15th-16th Century

Most of the keep remained the same but another floor was added to the Guard house. Additionally the tower and well were filled in and replaced with a garden. Bishop Waynflete added a tower to the Great Hall which was completed in 1475. The Tudor Wing, a half timbered extension into the courtyard, was built in the 16th century to accommodate Elizabeth I during a prolonged stay.

17th-18th Century

The Keep was made indefensible in 1648 and the gap for the draw bridge was filled in. The castle was in ruins by 1660. Bishop Duppa made the Castle partially habitable again and George Morley completed the restorations. Morley left most of the medieval shell but remodeled the palace interior.

Farnham's Keep over Time


In about 1138 Henry of Blois built the Norman Square Tower along with a castle at Farnham as a convenient stop between Winchester and London. The Tower was most likely pulled down on order of King Henry II around 1155. The Shell Keep was built around the mound by the early 13th century. There is no record of who order its construction but it was written about by Bishop Peter des Roches in 1208. Farnham was held by Prince Louis of France for 10 months in 1216 after he invaded England at the invitation of barons rebelling against King John. Bishop Fox added another level to the guard house in the 1520s. Farnham was of strategic importance during the Civil War between King Charles and Parliament since it blocked the route from Charles western strongholds and the south and south-eastern strongholds. Parliament was only able to hold the castle for a few days but Sir William Waller was able to retake it at the end of November of 1642. Parliament had it destroyed in 1648 so it could not play a further role in the war. Bishop Marley restored the Bishops place in 1660 but left the keep in ruins. he had the remains of the Norman Square Tower and well filled in and replaced with a orchard and garden.
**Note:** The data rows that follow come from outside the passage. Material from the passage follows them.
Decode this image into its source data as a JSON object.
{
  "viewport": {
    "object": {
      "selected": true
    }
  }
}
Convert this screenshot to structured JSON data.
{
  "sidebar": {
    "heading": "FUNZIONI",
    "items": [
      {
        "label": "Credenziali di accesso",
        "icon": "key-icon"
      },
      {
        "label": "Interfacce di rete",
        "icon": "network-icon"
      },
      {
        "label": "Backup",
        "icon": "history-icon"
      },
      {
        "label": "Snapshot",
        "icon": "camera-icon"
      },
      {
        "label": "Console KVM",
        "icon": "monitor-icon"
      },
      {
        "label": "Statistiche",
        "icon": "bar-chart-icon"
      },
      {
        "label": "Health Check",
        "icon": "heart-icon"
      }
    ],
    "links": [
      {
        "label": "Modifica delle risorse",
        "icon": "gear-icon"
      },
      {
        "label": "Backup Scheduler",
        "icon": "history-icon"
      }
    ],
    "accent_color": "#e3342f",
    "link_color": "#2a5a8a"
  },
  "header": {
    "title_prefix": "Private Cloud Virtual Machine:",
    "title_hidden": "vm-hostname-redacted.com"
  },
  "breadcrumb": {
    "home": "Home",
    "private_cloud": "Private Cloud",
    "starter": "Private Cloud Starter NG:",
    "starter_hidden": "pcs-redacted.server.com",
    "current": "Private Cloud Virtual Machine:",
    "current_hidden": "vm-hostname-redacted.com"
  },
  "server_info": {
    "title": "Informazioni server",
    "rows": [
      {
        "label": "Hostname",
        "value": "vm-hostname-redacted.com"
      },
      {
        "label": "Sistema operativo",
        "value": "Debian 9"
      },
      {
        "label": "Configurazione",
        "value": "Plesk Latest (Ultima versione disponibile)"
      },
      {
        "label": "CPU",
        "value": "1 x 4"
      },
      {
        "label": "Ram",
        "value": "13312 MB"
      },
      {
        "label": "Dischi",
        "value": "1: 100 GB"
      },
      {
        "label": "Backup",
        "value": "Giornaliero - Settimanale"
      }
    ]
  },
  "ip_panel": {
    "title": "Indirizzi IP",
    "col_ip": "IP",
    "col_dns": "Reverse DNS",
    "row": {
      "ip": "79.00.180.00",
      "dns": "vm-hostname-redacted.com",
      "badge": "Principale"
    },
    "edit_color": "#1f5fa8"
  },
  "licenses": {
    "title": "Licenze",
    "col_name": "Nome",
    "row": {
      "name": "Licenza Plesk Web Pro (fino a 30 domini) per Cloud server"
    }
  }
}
Information was taken from signs at the castle. Drawn pictures where also taken at the castle

Image Gallery